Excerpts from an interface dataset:
==========
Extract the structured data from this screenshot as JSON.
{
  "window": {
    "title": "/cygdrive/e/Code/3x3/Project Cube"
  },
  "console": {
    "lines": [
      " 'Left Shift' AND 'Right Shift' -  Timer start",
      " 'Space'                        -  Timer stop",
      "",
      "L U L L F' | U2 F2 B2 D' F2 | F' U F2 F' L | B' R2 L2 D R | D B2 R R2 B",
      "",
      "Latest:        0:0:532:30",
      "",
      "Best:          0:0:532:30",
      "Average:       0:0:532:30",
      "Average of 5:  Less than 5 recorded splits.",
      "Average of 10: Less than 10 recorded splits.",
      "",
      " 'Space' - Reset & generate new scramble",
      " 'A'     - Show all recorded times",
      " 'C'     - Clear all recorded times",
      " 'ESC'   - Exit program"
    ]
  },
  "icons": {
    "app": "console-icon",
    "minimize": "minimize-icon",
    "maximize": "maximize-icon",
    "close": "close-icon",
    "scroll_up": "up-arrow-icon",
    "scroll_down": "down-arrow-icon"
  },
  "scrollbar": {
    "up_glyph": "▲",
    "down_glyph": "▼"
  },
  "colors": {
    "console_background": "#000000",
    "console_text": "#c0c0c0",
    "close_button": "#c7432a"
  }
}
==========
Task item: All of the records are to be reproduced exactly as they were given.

Response to the task:
Extract the structured data from this screenshot as JSON.
{
  "window": {
    "title": "/cygdrive/e/Code/3x3/Project Cube"
  },
  "console": {
    "lines": [
      " 'Left Shift' AND 'Right Shift' -  Timer start",
      " 'Space'                        -  Timer stop",
      "",
      "L U L L F' | U2 F2 B2 D' F2 | F' U F2 F' L | B' R2 L2 D R | D B2 R R2 B",
      "",
      "Latest:        0:0:532:30",
      "",
      "Best:          0:0:532:30",
      "Average:       0:0:532:30",
      "Average of 5:  Less than 5 recorded splits.",
      "Average of 10: Less than 10 recorded splits.",
      "",
      " 'Space' - Reset & generate new scramble",
      " 'A'     - Show all recorded times",
      " 'C'     - Clear all recorded times",
      " 'ESC'   - Exit program"
    ]
  },
  "icons": {
    "app": "console-icon",
    "minimize": "minimize-icon",
    "maximize": "maximize-icon",
    "close": "close-icon",
    "scroll_up": "up-arrow-icon",
    "scroll_down": "down-arrow-icon"
  },
  "scrollbar": {
    "up_glyph": "▲",
    "down_glyph": "▼"
  },
  "colors": {
    "console_background": "#000000",
    "console_text": "#c0c0c0",
    "close_button": "#c7432a"
  }
}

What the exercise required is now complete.